### [Task]
Repeat the records below exactly.

_____

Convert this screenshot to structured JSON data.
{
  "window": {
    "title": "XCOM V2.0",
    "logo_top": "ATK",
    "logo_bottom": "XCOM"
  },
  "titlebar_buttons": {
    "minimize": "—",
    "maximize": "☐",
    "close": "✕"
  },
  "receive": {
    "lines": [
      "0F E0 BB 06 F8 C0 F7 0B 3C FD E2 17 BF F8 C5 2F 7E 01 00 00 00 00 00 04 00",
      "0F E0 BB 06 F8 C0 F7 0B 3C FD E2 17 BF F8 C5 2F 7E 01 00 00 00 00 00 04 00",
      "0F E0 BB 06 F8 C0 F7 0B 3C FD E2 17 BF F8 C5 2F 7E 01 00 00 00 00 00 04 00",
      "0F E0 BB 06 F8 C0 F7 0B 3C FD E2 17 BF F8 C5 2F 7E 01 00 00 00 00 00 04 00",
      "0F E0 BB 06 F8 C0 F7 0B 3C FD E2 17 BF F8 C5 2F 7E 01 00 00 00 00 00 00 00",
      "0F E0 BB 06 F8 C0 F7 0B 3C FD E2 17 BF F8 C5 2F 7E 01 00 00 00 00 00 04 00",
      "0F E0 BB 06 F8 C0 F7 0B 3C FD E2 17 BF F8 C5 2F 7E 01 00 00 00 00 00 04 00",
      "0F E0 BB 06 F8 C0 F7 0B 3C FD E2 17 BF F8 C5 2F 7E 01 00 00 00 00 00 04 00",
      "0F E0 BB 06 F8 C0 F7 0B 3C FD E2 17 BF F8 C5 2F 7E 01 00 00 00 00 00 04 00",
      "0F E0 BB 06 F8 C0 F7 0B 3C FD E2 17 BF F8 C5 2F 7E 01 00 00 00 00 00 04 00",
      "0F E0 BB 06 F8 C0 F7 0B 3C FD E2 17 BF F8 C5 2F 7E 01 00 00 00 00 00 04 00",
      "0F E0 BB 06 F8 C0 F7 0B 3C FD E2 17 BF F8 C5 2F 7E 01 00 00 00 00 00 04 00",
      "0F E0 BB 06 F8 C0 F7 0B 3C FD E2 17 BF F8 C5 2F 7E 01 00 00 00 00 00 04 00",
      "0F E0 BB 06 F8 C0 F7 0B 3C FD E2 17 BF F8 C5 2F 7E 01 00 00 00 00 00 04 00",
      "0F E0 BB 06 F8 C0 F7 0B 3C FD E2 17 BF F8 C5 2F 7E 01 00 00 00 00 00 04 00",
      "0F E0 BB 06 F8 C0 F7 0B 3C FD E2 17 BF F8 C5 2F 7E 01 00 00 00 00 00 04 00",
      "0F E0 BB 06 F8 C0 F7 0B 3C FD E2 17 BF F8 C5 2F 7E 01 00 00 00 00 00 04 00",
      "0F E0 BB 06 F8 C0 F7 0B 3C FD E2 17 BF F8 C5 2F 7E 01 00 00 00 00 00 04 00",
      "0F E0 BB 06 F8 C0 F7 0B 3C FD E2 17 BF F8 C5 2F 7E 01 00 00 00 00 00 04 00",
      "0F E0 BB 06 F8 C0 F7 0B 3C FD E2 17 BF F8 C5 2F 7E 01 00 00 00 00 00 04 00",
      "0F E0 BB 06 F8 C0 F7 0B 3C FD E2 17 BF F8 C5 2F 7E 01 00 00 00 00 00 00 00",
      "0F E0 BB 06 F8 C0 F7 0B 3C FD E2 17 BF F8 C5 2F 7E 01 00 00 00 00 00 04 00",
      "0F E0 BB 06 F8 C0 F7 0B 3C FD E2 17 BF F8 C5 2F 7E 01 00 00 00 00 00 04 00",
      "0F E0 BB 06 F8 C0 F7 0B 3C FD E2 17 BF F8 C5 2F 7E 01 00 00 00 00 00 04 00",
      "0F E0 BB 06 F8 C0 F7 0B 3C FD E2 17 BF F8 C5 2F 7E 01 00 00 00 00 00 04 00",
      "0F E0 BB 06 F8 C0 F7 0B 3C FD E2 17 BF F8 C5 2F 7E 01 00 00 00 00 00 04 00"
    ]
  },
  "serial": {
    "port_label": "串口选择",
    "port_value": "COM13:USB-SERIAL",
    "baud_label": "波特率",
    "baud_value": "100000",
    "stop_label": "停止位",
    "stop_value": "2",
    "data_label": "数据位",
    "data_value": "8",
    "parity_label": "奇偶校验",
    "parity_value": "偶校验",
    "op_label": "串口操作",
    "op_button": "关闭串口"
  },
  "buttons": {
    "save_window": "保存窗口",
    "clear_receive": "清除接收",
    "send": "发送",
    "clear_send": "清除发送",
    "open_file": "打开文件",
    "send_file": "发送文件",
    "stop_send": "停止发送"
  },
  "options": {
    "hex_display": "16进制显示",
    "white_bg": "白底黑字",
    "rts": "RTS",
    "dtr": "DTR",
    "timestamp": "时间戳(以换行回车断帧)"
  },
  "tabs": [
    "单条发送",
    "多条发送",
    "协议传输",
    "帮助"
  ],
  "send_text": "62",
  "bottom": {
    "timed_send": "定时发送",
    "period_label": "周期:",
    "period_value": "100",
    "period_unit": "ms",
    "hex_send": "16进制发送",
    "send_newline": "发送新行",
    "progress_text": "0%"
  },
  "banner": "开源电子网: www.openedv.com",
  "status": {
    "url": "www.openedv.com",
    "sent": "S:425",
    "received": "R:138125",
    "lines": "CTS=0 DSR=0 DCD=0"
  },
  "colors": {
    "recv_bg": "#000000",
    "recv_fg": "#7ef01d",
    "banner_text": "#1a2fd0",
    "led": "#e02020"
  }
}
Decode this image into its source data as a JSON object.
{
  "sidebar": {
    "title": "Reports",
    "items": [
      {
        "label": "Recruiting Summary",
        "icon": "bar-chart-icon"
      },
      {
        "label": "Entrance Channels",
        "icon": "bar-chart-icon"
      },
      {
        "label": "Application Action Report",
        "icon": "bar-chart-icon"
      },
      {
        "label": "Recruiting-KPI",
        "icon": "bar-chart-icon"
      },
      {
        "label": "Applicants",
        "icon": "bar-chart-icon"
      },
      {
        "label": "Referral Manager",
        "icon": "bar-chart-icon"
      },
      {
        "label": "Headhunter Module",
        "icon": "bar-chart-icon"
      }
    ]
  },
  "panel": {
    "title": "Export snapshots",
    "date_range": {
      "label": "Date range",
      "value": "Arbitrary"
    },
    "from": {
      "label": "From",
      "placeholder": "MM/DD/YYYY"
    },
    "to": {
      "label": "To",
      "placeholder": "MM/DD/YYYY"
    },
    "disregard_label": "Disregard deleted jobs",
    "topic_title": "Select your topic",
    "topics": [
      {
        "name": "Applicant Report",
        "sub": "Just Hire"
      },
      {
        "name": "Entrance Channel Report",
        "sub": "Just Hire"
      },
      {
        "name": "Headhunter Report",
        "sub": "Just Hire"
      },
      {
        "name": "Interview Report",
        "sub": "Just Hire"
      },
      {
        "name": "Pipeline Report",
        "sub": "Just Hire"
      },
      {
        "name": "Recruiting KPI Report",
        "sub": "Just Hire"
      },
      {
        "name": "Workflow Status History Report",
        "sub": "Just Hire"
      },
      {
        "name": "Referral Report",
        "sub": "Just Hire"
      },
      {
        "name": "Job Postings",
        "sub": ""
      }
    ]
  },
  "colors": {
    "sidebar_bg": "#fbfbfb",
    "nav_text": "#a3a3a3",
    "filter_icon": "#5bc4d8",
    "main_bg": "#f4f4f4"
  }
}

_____

### [Answer to this exercise]
Convert this screenshot to structured JSON data.
{
  "window": {
    "title": "XCOM V2.0",
    "logo_top": "ATK",
    "logo_bottom": "XCOM"
  },
  "titlebar_buttons": {
    "minimize": "—",
    "maximize": "☐",
    "close": "✕"
  },
  "receive": {
    "lines": [
      "0F E0 BB 06 F8 C0 F7 0B 3C FD E2 17 BF F8 C5 2F 7E 01 00 00 00 00 00 04 00",
      "0F E0 BB 06 F8 C0 F7 0B 3C FD E2 17 BF F8 C5 2F 7E 01 00 00 00 00 00 04 00",
      "0F E0 BB 06 F8 C0 F7 0B 3C FD E2 17 BF F8 C5 2F 7E 01 00 00 00 00 00 04 00",
      "0F E0 BB 06 F8 C0 F7 0B 3C FD E2 17 BF F8 C5 2F 7E 01 00 00 00 00 00 04 00",
      "0F E0 BB 06 F8 C0 F7 0B 3C FD E2 17 BF F8 C5 2F 7E 01 00 00 00 00 00 00 00",
      "0F E0 BB 06 F8 C0 F7 0B 3C FD E2 17 BF F8 C5 2F 7E 01 00 00 00 00 00 04 00",
      "0F E0 BB 06 F8 C0 F7 0B 3C FD E2 17 BF F8 C5 2F 7E 01 00 00 00 00 00 04 00",
      "0F E0 BB 06 F8 C0 F7 0B 3C FD E2 17 BF F8 C5 2F 7E 01 00 00 00 00 00 04 00",
      "0F E0 BB 06 F8 C0 F7 0B 3C FD E2 17 BF F8 C5 2F 7E 01 00 00 00 00 00 04 00",
      "0F E0 BB 06 F8 C0 F7 0B 3C FD E2 17 BF F8 C5 2F 7E 01 00 00 00 00 00 04 00",
      "0F E0 BB 06 F8 C0 F7 0B 3C FD E2 17 BF F8 C5 2F 7E 01 00 00 00 00 00 04 00",
      "0F E0 BB 06 F8 C0 F7 0B 3C FD E2 17 BF F8 C5 2F 7E 01 00 00 00 00 00 04 00",
      "0F E0 BB 06 F8 C0 F7 0B 3C FD E2 17 BF F8 C5 2F 7E 01 00 00 00 00 00 04 00",
      "0F E0 BB 06 F8 C0 F7 0B 3C FD E2 17 BF F8 C5 2F 7E 01 00 00 00 00 00 04 00",
      "0F E0 BB 06 F8 C0 F7 0B 3C FD E2 17 BF F8 C5 2F 7E 01 00 00 00 00 00 04 00",
      "0F E0 BB 06 F8 C0 F7 0B 3C FD E2 17 BF F8 C5 2F 7E 01 00 00 00 00 00 04 00",
      "0F E0 BB 06 F8 C0 F7 0B 3C FD E2 17 BF F8 C5 2F 7E 01 00 00 00 00 00 04 00",
      "0F E0 BB 06 F8 C0 F7 0B 3C FD E2 17 BF F8 C5 2F 7E 01 00 00 00 00 00 04 00",
      "0F E0 BB 06 F8 C0 F7 0B 3C FD E2 17 BF F8 C5 2F 7E 01 00 00 00 00 00 04 00",
      "0F E0 BB 06 F8 C0 F7 0B 3C FD E2 17 BF F8 C5 2F 7E 01 00 00 00 00 00 04 00",
      "0F E0 BB 06 F8 C0 F7 0B 3C FD E2 17 BF F8 C5 2F 7E 01 00 00 00 00 00 00 00",
      "0F E0 BB 06 F8 C0 F7 0B 3C FD E2 17 BF F8 C5 2F 7E 01 00 00 00 00 00 04 00",
      "0F E0 BB 06 F8 C0 F7 0B 3C FD E2 17 BF F8 C5 2F 7E 01 00 00 00 00 00 04 00",
      "0F E0 BB 06 F8 C0 F7 0B 3C FD E2 17 BF F8 C5 2F 7E 01 00 00 00 00 00 04 00",
      "0F E0 BB 06 F8 C0 F7 0B 3C FD E2 17 BF F8 C5 2F 7E 01 00 00 00 00 00 04 00",
      "0F E0 BB 06 F8 C0 F7 0B 3C FD E2 17 BF F8 C5 2F 7E 01 00 00 00 00 00 04 00"
    ]
  },
  "serial": {
    "port_label": "串口选择",
    "port_value": "COM13:USB-SERIAL",
    "baud_label": "波特率",
    "baud_value": "100000",
    "stop_label": "停止位",
    "stop_value": "2",
    "data_label": "数据位",
    "data_value": "8",
    "parity_label": "奇偶校验",
    "parity_value": "偶校验",
    "op_label": "串口操作",
    "op_button": "关闭串口"
  },
  "buttons": {
    "save_window": "保存窗口",
    "clear_receive": "清除接收",
    "send": "发送",
    "clear_send": "清除发送",
    "open_file": "打开文件",
    "send_file": "发送文件",
    "stop_send": "停止发送"
  },
  "options": {
    "hex_display": "16进制显示",
    "white_bg": "白底黑字",
    "rts": "RTS",
    "dtr": "DTR",
    "timestamp": "时间戳(以换行回车断帧)"
  },
  "tabs": [
    "单条发送",
    "多条发送",
    "协议传输",
    "帮助"
  ],
  "send_text": "62",
  "bottom": {
    "timed_send": "定时发送",
    "period_label": "周期:",
    "period_value": "100",
    "period_unit": "ms",
    "hex_send": "16进制发送",
    "send_newline": "发送新行",
    "progress_text": "0%"
  },
  "banner": "开源电子网: www.openedv.com",
  "status": {
    "url": "www.openedv.com",
    "sent": "S:425",
    "received": "R:138125",
    "lines": "CTS=0 DSR=0 DCD=0"
  },
  "colors": {
    "recv_bg": "#000000",
    "recv_fg": "#7ef01d",
    "banner_text": "#1a2fd0",
    "led": "#e02020"
  }
}
Decode this image into its source data as a JSON object.
{
  "sidebar": {
    "title": "Reports",
    "items": [
      {
        "label": "Recruiting Summary",
        "icon": "bar-chart-icon"
      },
      {
        "label": "Entrance Channels",
        "icon": "bar-chart-icon"
      },
      {
        "label": "Application Action Report",
        "icon": "bar-chart-icon"
      },
      {
        "label": "Recruiting-KPI",
        "icon": "bar-chart-icon"
      },
      {
        "label": "Applicants",
        "icon": "bar-chart-icon"
      },
      {
        "label": "Referral Manager",
        "icon": "bar-chart-icon"
      },
      {
        "label": "Headhunter Module",
        "icon": "bar-chart-icon"
      }
    ]
  },
  "panel": {
    "title": "Export snapshots",
    "date_range": {
      "label": "Date range",
      "value": "Arbitrary"
    },
    "from": {
      "label": "From",
      "placeholder": "MM/DD/YYYY"
    },
    "to": {
      "label": "To",
      "placeholder": "MM/DD/YYYY"
    },
    "disregard_label": "Disregard deleted jobs",
    "topic_title": "Select your topic",
    "topics": [
      {
        "name": "Applicant Report",
        "sub": "Just Hire"
      },
      {
        "name": "Entrance Channel Report",
        "sub": "Just Hire"
      },
      {
        "name": "Headhunter Report",
        "sub": "Just Hire"
      },
      {
        "name": "Interview Report",
        "sub": "Just Hire"
      },
      {
        "name": "Pipeline Report",
        "sub": "Just Hire"
      },
      {
        "name": "Recruiting KPI Report",
        "sub": "Just Hire"
      },
      {
        "name": "Workflow Status History Report",
        "sub": "Just Hire"
      },
      {
        "name": "Referral Report",
        "sub": "Just Hire"
      },
      {
        "name": "Job Postings",
        "sub": ""
      }
    ]
  },
  "colors": {
    "sidebar_bg": "#fbfbfb",
    "nav_text": "#a3a3a3",
    "filter_icon": "#5bc4d8",
    "main_bg": "#f4f4f4"
  }
}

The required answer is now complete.